I don't remember very much of these final 2 miles, other than wishing them to be over as soon as possible. I pass a female runner just as I turn onto the highway towards the finish area - Steve, Shiloh and I jogged back along this route yesterday morning and it's comfortingly familiar as a result - I still have no idea what overall place I'm in and I don't waste any time thinking about it now. The crowd is large and vocal; they're cheering as I head for the finish chute but I can't hear them because I have resorted to counting in my head - the final refuge of the mind that wants to block out the several million pain receptors that are all bellowing at it to STOP DOING THIS! NOW!!
|la la la la I can't hear you|
The final 250m snakes left and right and I'm working the tangents like a Formula 1 driver, trying to shorten the distance between myself and the finish line. Finally it appears and I hear my name being announced - I look up to the clock and see the final seconds of 2:48 ticking away. Darn it!! I throw myself at the line in the most ungainly fashion possible, ensuring more hideous images that Marathon-Photo will subsequently sell to me at exorbitant prices, and finally I am there.
Finish time: 2:49:13 (6:27 min/mile, 4:00 min/km)
Placement: 14th female, 93rd overall, 1st in AG (F45-49)
Half splits: 1:23:38, 1:25:35 (1:57 positive split)

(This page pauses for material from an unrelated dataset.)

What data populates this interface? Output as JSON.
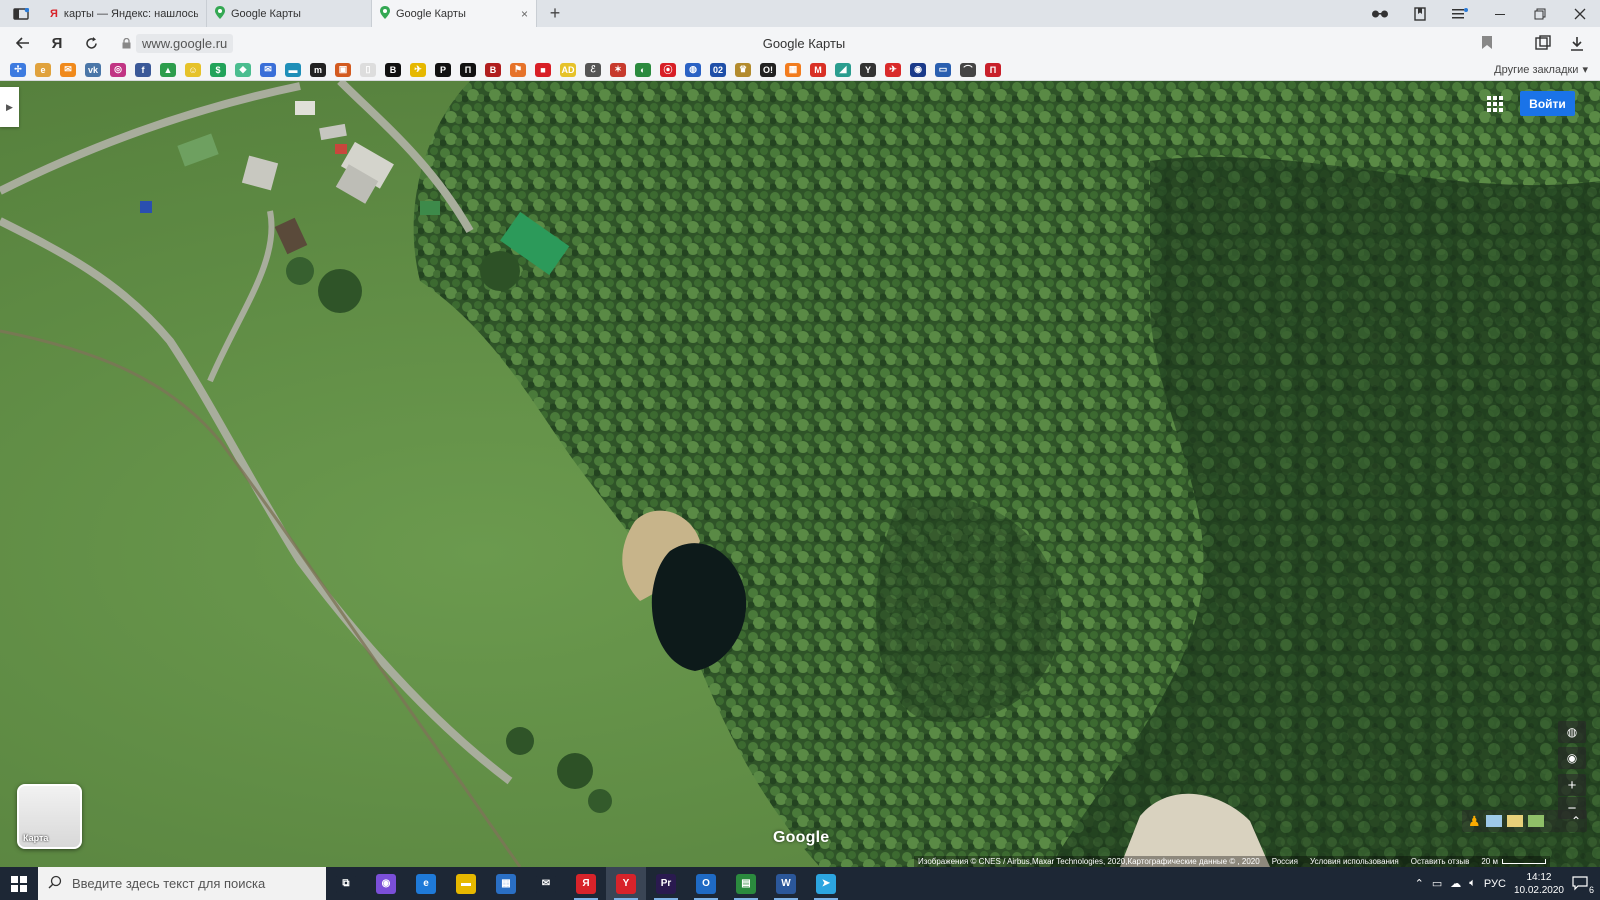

I weave my way slightly unsteadily through the volunteers holding barf bags and suddenly am aware of a strange, painful floating sensation in both big toes - it feels like my toenails are lifting up and I'm quite surprised I never noticed this before now. There's no visible blood on my shoes but a throbbing pain intensifies in the next few seconds and I'm starting to get worried about what I'll find when I take my shoes off. I look up in surprise to see Steve Moneghetti crossing the finish line not too far behind me - wasn't he pacing sub-3?? - he comes over, gives me an approving pat on the head and we stagger off together to talk to Clare.
photo credit: Dave Robertson
She has run a PR of 2:46 and is beaming from ear to ear, but it turns out her feet are also in bad shape. Eventually we try to head for the elite room but halfway there have to stop to take off our shoes - holding each other steady so we don't fall over in the process - and I'm greeted by a sock full of blood. Awesome! Not. Underneath my socks both big toenails are blistered and looking dreadful; it strikes me that this exact same thing happened in 2013 at this race, and still I have no idea why. But running 26.3 miles at suicide pace is probably to blame.
It's often hard to eat after a tough, long race, but most of the rest of the day will be spent in pursuit of food and beverages, and I find myself lucky enough to have some awesome company in which to do this. First it's coffee with Laurence and her friend Sonia, both of whom have run nice PRs in the half and are kind enough to wait patiently for me to hobble around and get cleaned up after my race.
Then eventually I make my way to Surfer's Paradise to meet up with the group I have affectionately nicknamed "The Old Blokes": Steve (whom we met in Boston), John (who has run a single-age world record of 2:45, which age-graded is 96% i.e. world class) and the rest of their running group as well as Nigel, whose ear I am happy to talk off about all things running. Beer and deep fried food are two of my favourite food groups directly after a marathon, and both are procured in abundance as we all sit and enjoy the late afternoon sun. What an awesome way to spend a weekend!
|Proving age is just a number....Team Geezer|
I'm still not really sure what single factor is responsible for my great form this year, but long may it last! Going into this race I was a little apprehensive - although I know I trained well and that I have been racing well, it was a little daunting to be admitting to my goal of sub-2:50 - and a crash-and-burn sort of scenario would have been soul-crushing, to say the least. But thankfully it all fell into place and the result was a fantastic weekend of all things running.
Next up... there's always something coming next. And after that foolhardy lunchtime conversation I do believe it's my very first ultra! Gulp.